December 20, 2014
US yields and dollar up on outlook on Fed tapering
US stocks mostly rose with the S&P 500 snapping a two-session decline as the materials sector rallied, though the Dow fell on disappointing earnings by three of its components.
The Dow Jones industrial average was down 44.12 points, or 0.27 percent, at 16,414.44. The Standard & Poor's 500 Index was up 5.10 points, or 0.28 percent, at 1,843.80. The Nasdaq Composite Index was up 28.18 points, or 0.67 percent, at 4,225.76.
The S&P materials index rose 0.6 percent as one of the best performing major S&P indexes, led by a 6.6 percent gain in Dow Chemical to $45.93.
Energy stocks, another group with some correlation to the pace of economic growth, advanced 0.5 percent.
As the Federal Reserve has embarked on its plan to reduce stimulus, investors will closely monitor corporate profits for signs of growth.

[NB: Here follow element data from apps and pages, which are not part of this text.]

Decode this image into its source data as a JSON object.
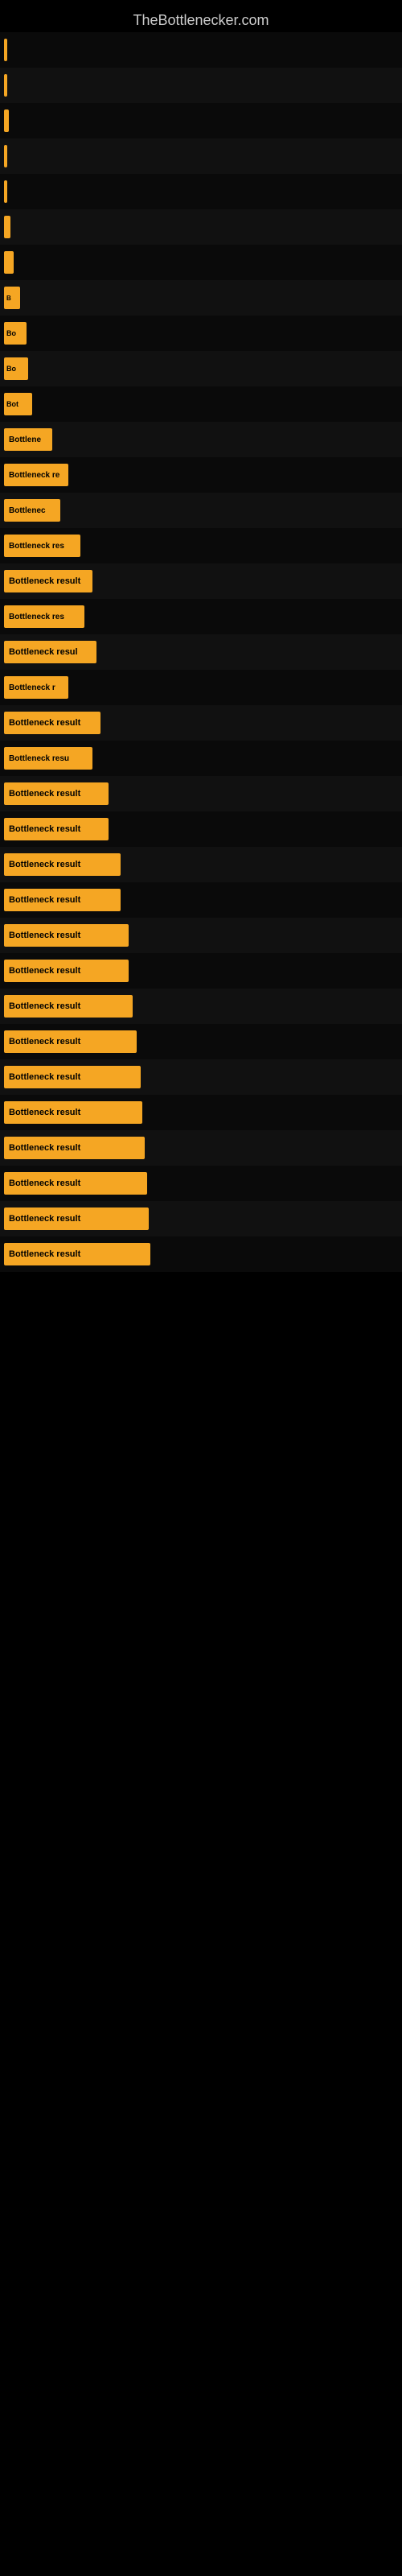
{
  "site": {
    "title": "TheBottlenecker.com"
  },
  "bars": [
    {
      "id": 1,
      "label": ""
    },
    {
      "id": 2,
      "label": ""
    },
    {
      "id": 3,
      "label": ""
    },
    {
      "id": 4,
      "label": ""
    },
    {
      "id": 5,
      "label": ""
    },
    {
      "id": 6,
      "label": ""
    },
    {
      "id": 7,
      "label": ""
    },
    {
      "id": 8,
      "label": "B"
    },
    {
      "id": 9,
      "label": "Bo"
    },
    {
      "id": 10,
      "label": "Bo"
    },
    {
      "id": 11,
      "label": "Bot"
    },
    {
      "id": 12,
      "label": "Bottlene"
    },
    {
      "id": 13,
      "label": "Bottleneck re"
    },
    {
      "id": 14,
      "label": "Bottlenec"
    },
    {
      "id": 15,
      "label": "Bottleneck res"
    },
    {
      "id": 16,
      "label": "Bottleneck result"
    },
    {
      "id": 17,
      "label": "Bottleneck res"
    },
    {
      "id": 18,
      "label": "Bottleneck resul"
    },
    {
      "id": 19,
      "label": "Bottleneck r"
    },
    {
      "id": 20,
      "label": "Bottleneck result"
    },
    {
      "id": 21,
      "label": "Bottleneck resu"
    },
    {
      "id": 22,
      "label": "Bottleneck result"
    },
    {
      "id": 23,
      "label": "Bottleneck result"
    },
    {
      "id": 24,
      "label": "Bottleneck result"
    },
    {
      "id": 25,
      "label": "Bottleneck result"
    },
    {
      "id": 26,
      "label": "Bottleneck result"
    },
    {
      "id": 27,
      "label": "Bottleneck result"
    },
    {
      "id": 28,
      "label": "Bottleneck result"
    },
    {
      "id": 29,
      "label": "Bottleneck result"
    },
    {
      "id": 30,
      "label": "Bottleneck result"
    },
    {
      "id": 31,
      "label": "Bottleneck result"
    },
    {
      "id": 32,
      "label": "Bottleneck result"
    },
    {
      "id": 33,
      "label": "Bottleneck result"
    },
    {
      "id": 34,
      "label": "Bottleneck result"
    },
    {
      "id": 35,
      "label": "Bottleneck result"
    }
  ]
}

About eight companies have issued negative outlooks for every positive one, which would mark the lowest ratio on record should it continue.

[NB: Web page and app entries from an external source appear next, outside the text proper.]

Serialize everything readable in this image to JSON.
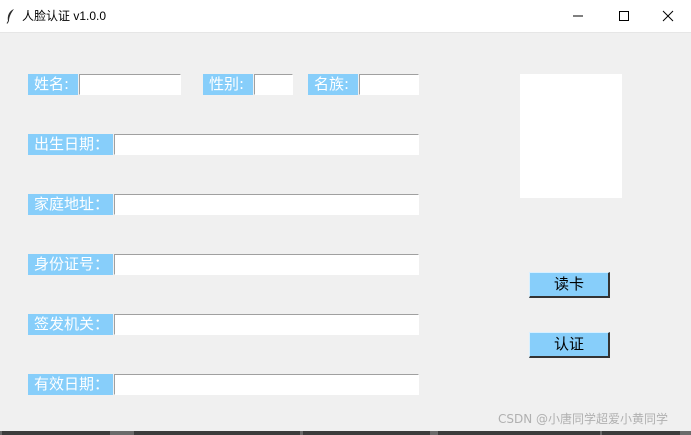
{
  "window": {
    "title": "人脸认证 v1.0.0",
    "controls": {
      "minimize": "minimize",
      "maximize": "maximize",
      "close": "close"
    }
  },
  "form": {
    "name_label": "姓名:",
    "gender_label": "性别:",
    "ethnicity_label": "名族:",
    "birthdate_label": "出生日期：",
    "address_label": "家庭地址：",
    "id_number_label": "身份证号：",
    "issuer_label": "签发机关：",
    "validity_label": "有效日期：",
    "name_value": "",
    "gender_value": "",
    "ethnicity_value": "",
    "birthdate_value": "",
    "address_value": "",
    "id_number_value": "",
    "issuer_value": "",
    "validity_value": ""
  },
  "buttons": {
    "read_card": "读卡",
    "verify": "认证"
  },
  "watermark": "CSDN @小唐同学超爱小黄同学",
  "colors": {
    "label_bg": "#87cefa",
    "label_text": "#ffffff",
    "button_bg": "#87cefa",
    "window_bg": "#f0f0f0"
  },
  "icons": [
    "feather-icon",
    "minimize-icon",
    "maximize-icon",
    "close-icon"
  ]
}
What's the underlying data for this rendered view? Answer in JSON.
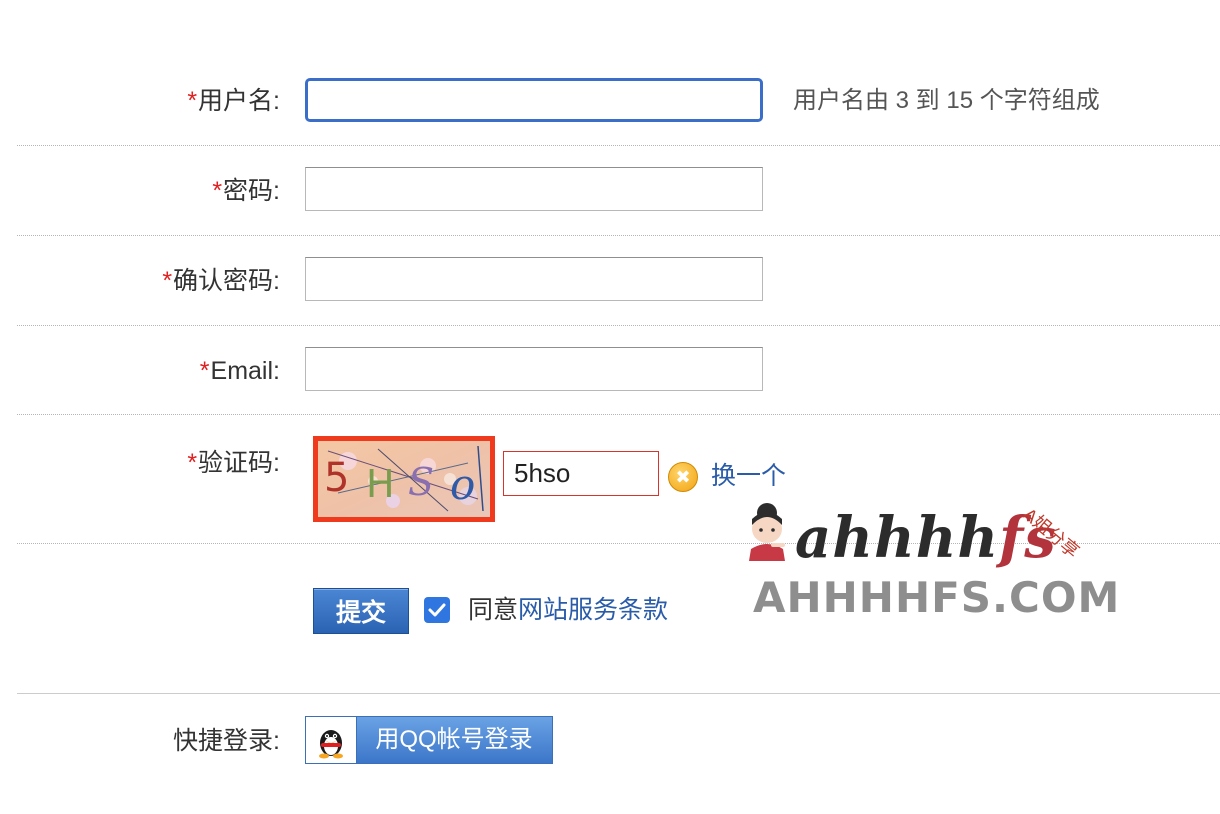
{
  "form": {
    "required_mark": "*",
    "username": {
      "label": "用户名:",
      "value": "",
      "hint": "用户名由 3 到 15 个字符组成"
    },
    "password": {
      "label": "密码:",
      "value": ""
    },
    "confirm_password": {
      "label": "确认密码:",
      "value": ""
    },
    "email": {
      "label": "Email:",
      "value": ""
    },
    "captcha": {
      "label": "验证码:",
      "image_chars": [
        "5",
        "H",
        "S",
        "o"
      ],
      "value": "5hso",
      "refresh_label": "换一个"
    },
    "submit_label": "提交",
    "agree": {
      "checked": true,
      "prefix": "同意",
      "link_text": "网站服务条款"
    },
    "quick_login": {
      "label": "快捷登录:",
      "qq_button_label": "用QQ帐号登录"
    }
  },
  "watermark": {
    "script_text": "ahhhh",
    "script_tail": "fs",
    "tag": "A姐分享",
    "caption": "AHHHHFS.COM"
  },
  "colors": {
    "required": "#e02020",
    "focus_border": "#3a6ec9",
    "link": "#2a5caa",
    "captcha_frame": "#f03a1e"
  }
}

The benchmark 10-year US Treasury note was down 1/32 in price, with its yield at 2.8286 percent.
The 10-year yield was as high as 2.867 percent overnight after hitting 2.818 percent on Friday, which was its lowest level since Dec. 11, according to Reuters data.

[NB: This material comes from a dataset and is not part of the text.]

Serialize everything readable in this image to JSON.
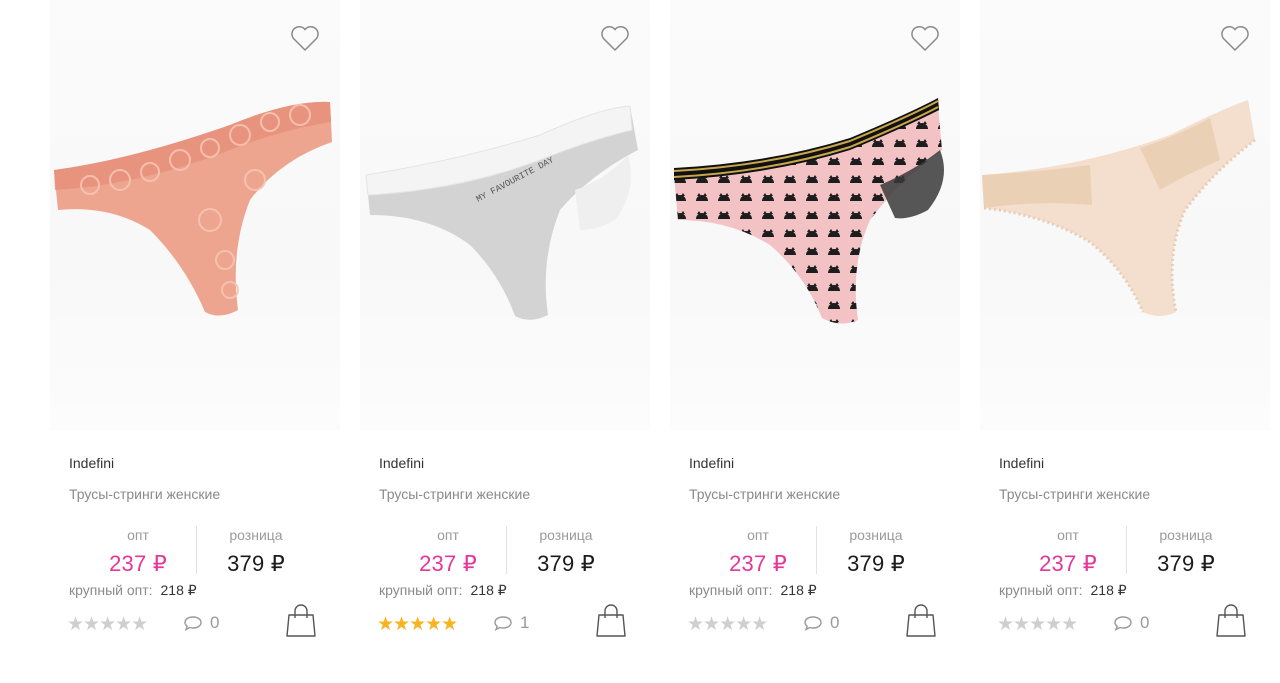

World stocks were flat.
European stocks rose to a 5-1/2-year high after a move by China to inject money into financial markets eased concerns about a credit crunch that could hamper growth.
European shares also were boosted as results from Unilever and Remy Cointreau SA sparked optimism.
Chinese money market rates fell after the country's central bank injected more than 255 billion yuan ($42 billion) into the financial system, easing concerns that another credit crunch was under way less than a month after a late December squeeze.
The key Euribor lending rate held steady as banks began reducing their reliance on European Central Bank funding as they turn again to the market. The ECB has pledged to intervene should the rise in bank-to-bank lending rates that underpin borrowing costs across the economy become "unwarranted."
German government bond futures fell 4 ticks.
The euro fell toward Monday's two-month troughs after the ZEW indicator of German economic sentiment for January unexpectedly fell to 61.7 after surging to 62.0 in December.
The dollar was broadly stronger, bouncing to 104.33 yen on the speculation of another Fed stimulus cut.
The yen was also under pressure after Japan's central bank began a two-day policy meeting, where it is expected to keep its massive quantitative easing program unchanged.
Among commodities, Brent crude oil settled up 0.4 percent at $106.73 a barrel as the International Energy Agency raised its forecast for global oil demand this year, citing accelerating economic growth.